To use a current example, before the collapse of the financial system in 2007/8, too much cash was advanced at artificially low rates – not adjusted for risk – to too many businesses of all sizes.  This freely available finance led to many businesses changing their strategy and expanding either too quickly, or into areas they were not entirely comfortable with.  When the environment changed again – back to a more normal and even decreased level of available business funding – many of these businesses weren’t flexible enough to react. This has contributed to the proliferation of so called zombie companies, which we have argued previously are holding back growth.  The ramifications of this will be felt for many years, possibly decades, to come.

So what’s the best way to ensure your business stays nimble and retains the ability to react quickly?  Below are three areas that any business owner/manager needs to continually review.

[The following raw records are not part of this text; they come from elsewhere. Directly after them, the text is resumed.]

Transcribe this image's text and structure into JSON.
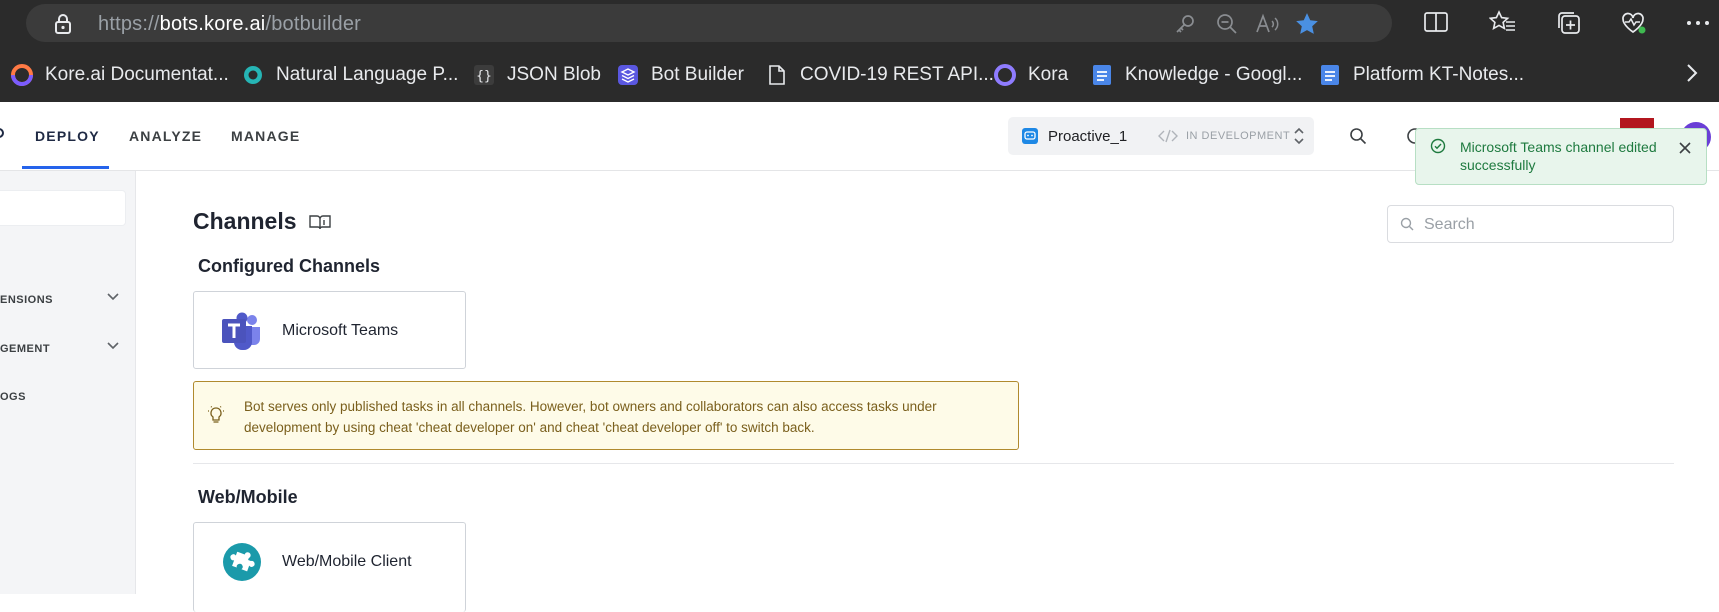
{
  "browser": {
    "url_prefix": "https://",
    "url_host": "bots.kore.ai",
    "url_path": "/botbuilder",
    "address_icons": [
      "key-icon",
      "zoom-out-icon",
      "read-aloud-icon",
      "favorite-star-icon"
    ],
    "toolbar_icons": [
      "split-screen-icon",
      "favorites-icon",
      "collections-icon",
      "browser-essentials-icon",
      "more-icon"
    ],
    "bookmarks": [
      {
        "label": "Kore.ai Documentat...",
        "icon": "kore-docs-icon"
      },
      {
        "label": "Natural Language P...",
        "icon": "nlp-icon"
      },
      {
        "label": "JSON Blob",
        "icon": "json-blob-icon"
      },
      {
        "label": "Bot Builder",
        "icon": "bot-builder-icon"
      },
      {
        "label": "COVID-19 REST API...",
        "icon": "page-icon"
      },
      {
        "label": "Kora",
        "icon": "kora-icon"
      },
      {
        "label": "Knowledge - Googl...",
        "icon": "google-docs-icon"
      },
      {
        "label": "Platform KT-Notes...",
        "icon": "google-docs-icon"
      }
    ],
    "accent_color": "#4a90e2"
  },
  "header": {
    "nav": [
      {
        "label": "DEPLOY",
        "active": true
      },
      {
        "label": "ANALYZE",
        "active": false
      },
      {
        "label": "MANAGE",
        "active": false
      }
    ],
    "bot_name": "Proactive_1",
    "bot_status": "IN DEVELOPMENT",
    "active_tab_color": "#2563eb"
  },
  "toast": {
    "message": "Microsoft Teams channel edited successfully",
    "type": "success"
  },
  "sidebar": {
    "items": [
      {
        "label": "ENSIONS",
        "expandable": true
      },
      {
        "label": "GEMENT",
        "expandable": true
      },
      {
        "label": "OGS",
        "expandable": false
      }
    ]
  },
  "main": {
    "title": "Channels",
    "search_placeholder": "Search",
    "configured_section": "Configured Channels",
    "configured_channels": [
      {
        "label": "Microsoft Teams",
        "icon": "microsoft-teams-icon"
      }
    ],
    "info_message": "Bot serves only published tasks in all channels. However, bot owners and collaborators can also access tasks under development by using cheat 'cheat developer on' and cheat 'cheat developer off' to switch back.",
    "web_section": "Web/Mobile",
    "web_channels": [
      {
        "label": "Web/Mobile Client",
        "icon": "web-mobile-client-icon"
      }
    ]
  }
}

Business strategy flexibility

It is important to keep assessing the immediate external environment to ensure that your offering is relevant to what is happening in the wider world.  There is an often-used example of the great IBM being late to the Personal Computer market, insisting that the future would stay with mainframe, business driven hardware.  This lack of flexibility and inability to accurately predict the future nearly destroyed the business and they have been playing catch up ever since.

For more ideas about ways to review the external environment, see our free eGuide, “Company Turnaround and Refinance”.

Resources flexibility

Once you have ensured your business strategy is appropriate for what is going on in the wider world, it is obviously important to have the right resources and capabilities in place. Further flexibility can then be embedded in your business by positioning these resources in such a way that you can make changes when required. For example:

  • Employees that have more than one skill set
  • Outsourced functions such as Finance, Marketing, Manufacturing and even Sales
  • Assets on short term rental rather than purchased outright or on long term inflexible leases
  • Property held on licences rather than long term leases

Again, our free eGuide has a lot more examples and information on Resources and Capabilities analyses.

Finance flexibility

In the good times, many businesses committed to long finance agreements on the basis that you couldn’t get too much of a good thing.  Now, in the post-crisis period, with growth hard to come by and costs under continual review, many businesses find themselves stuck with onerous finance facilities contributing to on-going cash flow problems.  This is particularly the case with invoice finance facilities, where traditional facilities demand that the whole ledger is financed and that the agreement itself can be for periods of 12-24 months.

Thankfully this is now changing, with more and more facilities being made available on a selective basis with no long term tie-in over and above the invoice(s) being funded.  This new kind of alternative financing products can improve your business’s agility.

The level of flexibility that any one business goes to has, of course, to be balanced against the potential problems of having an entirely virtual company, where all resources and capabilities are outsourced.  This extreme position can lead to a lack of control over staff, quality, marketing and ultimately the integrity of your brand.

However, a lack of flexibility can mean an inability to survive in an ever-changing world. So striking the right balance between the two is crucial.

What are some other ways businesses can keep flexible? We welcome your comments below.


Image by: eric_malette